EXERCISE AIM
For the word "into", find each line in the entries where it occurs and copy that line.
[Opening EXERCISE INPUT section]
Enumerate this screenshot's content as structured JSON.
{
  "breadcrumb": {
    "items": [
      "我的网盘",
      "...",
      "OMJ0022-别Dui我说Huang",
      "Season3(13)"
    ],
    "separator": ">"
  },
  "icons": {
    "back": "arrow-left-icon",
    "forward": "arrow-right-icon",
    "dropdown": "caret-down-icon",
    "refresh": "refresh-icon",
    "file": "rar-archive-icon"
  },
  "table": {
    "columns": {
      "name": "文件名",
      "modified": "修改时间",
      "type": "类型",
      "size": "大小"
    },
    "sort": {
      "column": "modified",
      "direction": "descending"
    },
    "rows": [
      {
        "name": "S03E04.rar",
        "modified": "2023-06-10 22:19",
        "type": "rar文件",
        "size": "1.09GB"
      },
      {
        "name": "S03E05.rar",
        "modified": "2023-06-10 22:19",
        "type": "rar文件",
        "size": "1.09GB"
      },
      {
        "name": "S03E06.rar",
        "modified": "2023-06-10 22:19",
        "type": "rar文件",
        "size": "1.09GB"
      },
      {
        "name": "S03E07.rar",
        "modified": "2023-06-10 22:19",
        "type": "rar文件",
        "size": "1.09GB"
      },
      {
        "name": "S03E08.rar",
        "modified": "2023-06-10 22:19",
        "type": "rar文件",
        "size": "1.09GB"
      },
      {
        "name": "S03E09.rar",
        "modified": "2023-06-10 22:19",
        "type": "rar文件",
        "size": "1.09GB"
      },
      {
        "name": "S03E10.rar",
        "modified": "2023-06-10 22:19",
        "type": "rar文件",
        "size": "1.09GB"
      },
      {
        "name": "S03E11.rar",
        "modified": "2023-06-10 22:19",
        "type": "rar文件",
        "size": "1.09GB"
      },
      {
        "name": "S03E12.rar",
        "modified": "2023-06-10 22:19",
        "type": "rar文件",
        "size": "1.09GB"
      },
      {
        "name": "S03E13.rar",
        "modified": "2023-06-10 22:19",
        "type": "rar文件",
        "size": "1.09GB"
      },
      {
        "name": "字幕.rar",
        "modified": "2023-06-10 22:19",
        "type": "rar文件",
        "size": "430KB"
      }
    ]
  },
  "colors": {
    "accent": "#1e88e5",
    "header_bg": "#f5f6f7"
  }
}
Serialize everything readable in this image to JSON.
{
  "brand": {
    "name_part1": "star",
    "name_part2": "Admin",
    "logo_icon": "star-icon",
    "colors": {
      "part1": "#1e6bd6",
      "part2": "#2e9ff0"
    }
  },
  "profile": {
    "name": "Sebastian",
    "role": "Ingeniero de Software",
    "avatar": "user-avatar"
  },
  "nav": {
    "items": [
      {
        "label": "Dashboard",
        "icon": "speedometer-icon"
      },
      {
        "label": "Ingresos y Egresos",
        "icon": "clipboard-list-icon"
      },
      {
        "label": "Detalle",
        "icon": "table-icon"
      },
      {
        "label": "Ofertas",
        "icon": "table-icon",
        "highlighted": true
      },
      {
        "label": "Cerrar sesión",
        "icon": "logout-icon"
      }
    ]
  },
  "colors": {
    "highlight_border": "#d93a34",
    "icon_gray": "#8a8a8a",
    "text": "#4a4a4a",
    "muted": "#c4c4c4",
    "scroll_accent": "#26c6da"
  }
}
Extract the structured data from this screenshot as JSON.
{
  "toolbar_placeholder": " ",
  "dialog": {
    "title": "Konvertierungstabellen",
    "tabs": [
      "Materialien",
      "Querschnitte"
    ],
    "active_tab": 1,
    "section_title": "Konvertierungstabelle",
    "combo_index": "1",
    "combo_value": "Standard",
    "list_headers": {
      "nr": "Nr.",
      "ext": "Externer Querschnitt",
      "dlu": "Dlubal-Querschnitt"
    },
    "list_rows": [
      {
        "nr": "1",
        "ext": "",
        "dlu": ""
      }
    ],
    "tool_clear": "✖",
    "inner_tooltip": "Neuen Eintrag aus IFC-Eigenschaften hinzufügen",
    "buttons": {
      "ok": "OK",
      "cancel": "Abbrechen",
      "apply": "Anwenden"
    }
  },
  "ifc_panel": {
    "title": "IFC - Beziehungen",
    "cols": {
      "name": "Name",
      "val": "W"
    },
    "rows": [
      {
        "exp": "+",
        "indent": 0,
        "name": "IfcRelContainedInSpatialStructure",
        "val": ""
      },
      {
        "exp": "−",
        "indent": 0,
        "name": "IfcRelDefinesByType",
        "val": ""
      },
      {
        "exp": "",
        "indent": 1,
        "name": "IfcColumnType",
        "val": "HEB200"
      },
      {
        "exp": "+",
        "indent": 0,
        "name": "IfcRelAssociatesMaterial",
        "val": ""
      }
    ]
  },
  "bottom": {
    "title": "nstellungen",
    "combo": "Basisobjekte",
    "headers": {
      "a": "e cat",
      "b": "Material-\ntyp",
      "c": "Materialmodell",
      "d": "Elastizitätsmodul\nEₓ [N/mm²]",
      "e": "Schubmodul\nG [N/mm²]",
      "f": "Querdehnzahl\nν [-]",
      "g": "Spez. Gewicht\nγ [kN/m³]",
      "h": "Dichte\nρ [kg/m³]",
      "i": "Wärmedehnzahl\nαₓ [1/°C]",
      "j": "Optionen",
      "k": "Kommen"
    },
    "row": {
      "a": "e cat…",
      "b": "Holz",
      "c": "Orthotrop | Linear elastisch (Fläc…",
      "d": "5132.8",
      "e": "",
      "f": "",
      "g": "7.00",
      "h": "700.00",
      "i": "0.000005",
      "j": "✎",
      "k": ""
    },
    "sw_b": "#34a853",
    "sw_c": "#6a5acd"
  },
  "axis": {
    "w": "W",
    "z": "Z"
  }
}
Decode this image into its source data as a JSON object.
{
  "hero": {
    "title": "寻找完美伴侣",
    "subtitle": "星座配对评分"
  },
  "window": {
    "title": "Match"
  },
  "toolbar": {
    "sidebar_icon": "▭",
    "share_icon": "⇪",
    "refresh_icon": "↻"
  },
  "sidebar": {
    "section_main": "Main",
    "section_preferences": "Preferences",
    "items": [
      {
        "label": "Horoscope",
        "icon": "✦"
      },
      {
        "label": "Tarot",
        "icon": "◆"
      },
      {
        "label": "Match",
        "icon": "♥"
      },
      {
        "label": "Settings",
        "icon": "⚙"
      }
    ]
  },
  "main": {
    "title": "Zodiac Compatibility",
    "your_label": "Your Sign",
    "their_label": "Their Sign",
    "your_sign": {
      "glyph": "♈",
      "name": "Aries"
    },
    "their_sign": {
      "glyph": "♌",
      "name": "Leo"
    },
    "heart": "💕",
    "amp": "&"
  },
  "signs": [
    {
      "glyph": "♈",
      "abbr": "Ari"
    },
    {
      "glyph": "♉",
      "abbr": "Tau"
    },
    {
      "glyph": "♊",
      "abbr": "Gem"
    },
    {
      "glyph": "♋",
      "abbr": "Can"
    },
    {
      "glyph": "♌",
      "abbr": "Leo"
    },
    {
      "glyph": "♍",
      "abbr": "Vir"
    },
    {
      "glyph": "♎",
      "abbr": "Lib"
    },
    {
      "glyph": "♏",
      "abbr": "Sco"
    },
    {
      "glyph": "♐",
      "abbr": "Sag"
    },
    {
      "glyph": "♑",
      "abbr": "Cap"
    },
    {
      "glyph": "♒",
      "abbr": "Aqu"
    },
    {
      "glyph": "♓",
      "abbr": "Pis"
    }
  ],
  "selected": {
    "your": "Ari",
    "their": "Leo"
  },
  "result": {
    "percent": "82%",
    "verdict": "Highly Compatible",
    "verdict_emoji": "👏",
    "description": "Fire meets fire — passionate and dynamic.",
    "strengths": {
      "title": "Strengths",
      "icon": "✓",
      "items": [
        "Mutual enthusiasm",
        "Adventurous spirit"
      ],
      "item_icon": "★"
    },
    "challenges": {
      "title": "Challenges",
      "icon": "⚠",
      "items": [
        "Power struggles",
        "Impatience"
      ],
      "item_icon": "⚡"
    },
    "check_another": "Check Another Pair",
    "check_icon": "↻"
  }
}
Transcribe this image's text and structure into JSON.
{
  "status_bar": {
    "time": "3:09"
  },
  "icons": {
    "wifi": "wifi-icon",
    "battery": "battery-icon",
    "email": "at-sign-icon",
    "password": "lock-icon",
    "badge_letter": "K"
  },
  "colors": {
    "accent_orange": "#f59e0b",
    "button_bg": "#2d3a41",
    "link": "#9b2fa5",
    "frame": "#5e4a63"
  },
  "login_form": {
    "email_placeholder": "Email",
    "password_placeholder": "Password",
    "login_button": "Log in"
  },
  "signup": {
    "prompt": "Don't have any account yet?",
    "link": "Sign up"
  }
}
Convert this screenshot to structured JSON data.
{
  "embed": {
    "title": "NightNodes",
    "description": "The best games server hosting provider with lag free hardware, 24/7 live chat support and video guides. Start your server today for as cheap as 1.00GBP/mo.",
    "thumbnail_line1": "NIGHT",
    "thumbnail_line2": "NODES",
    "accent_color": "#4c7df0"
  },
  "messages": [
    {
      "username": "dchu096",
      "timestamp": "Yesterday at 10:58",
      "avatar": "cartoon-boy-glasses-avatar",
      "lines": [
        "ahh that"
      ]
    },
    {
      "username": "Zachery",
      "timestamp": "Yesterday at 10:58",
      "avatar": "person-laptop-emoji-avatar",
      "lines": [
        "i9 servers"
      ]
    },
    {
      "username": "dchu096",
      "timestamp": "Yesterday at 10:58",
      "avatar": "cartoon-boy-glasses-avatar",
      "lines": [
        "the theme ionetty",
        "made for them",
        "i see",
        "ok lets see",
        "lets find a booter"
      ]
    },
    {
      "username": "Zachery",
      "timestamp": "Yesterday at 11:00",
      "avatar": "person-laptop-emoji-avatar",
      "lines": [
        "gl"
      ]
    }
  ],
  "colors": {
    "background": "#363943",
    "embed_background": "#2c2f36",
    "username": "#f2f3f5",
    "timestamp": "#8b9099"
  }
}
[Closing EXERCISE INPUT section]
REPLY TO THE EXERCISE
Decode this image into its source data as a JSON object.
Transcribe this image's text and structure into JSON.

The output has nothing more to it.